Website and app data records
________________________________________

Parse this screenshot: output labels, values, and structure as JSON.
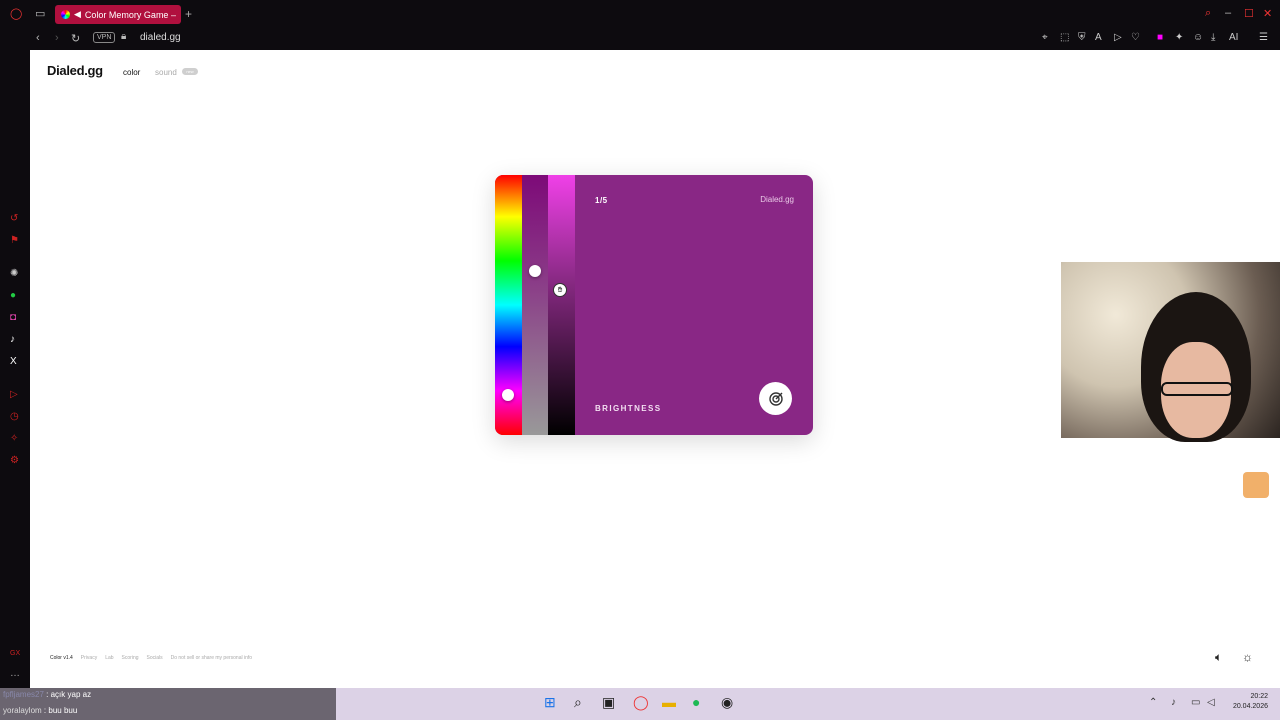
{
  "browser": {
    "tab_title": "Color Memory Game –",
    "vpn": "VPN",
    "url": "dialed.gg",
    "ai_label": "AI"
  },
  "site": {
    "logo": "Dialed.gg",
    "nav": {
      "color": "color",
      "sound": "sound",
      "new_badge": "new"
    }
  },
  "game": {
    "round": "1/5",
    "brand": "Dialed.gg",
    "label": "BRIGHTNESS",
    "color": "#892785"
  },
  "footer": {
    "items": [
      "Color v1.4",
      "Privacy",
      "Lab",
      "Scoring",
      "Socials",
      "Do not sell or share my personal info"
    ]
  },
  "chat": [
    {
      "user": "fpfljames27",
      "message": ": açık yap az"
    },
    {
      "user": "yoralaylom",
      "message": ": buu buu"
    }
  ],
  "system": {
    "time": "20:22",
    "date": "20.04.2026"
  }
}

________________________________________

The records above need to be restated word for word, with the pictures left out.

SOLUTION TO THIS TASK
Parse this screenshot: output labels, values, and structure as JSON.
{
  "browser": {
    "tab_title": "Color Memory Game –",
    "vpn": "VPN",
    "url": "dialed.gg",
    "ai_label": "AI"
  },
  "site": {
    "logo": "Dialed.gg",
    "nav": {
      "color": "color",
      "sound": "sound",
      "new_badge": "new"
    }
  },
  "game": {
    "round": "1/5",
    "brand": "Dialed.gg",
    "label": "BRIGHTNESS",
    "color": "#892785"
  },
  "footer": {
    "items": [
      "Color v1.4",
      "Privacy",
      "Lab",
      "Scoring",
      "Socials",
      "Do not sell or share my personal info"
    ]
  },
  "chat": [
    {
      "user": "fpfljames27",
      "message": ": açık yap az"
    },
    {
      "user": "yoralaylom",
      "message": ": buu buu"
    }
  ],
  "system": {
    "time": "20:22",
    "date": "20.04.2026"
  }
}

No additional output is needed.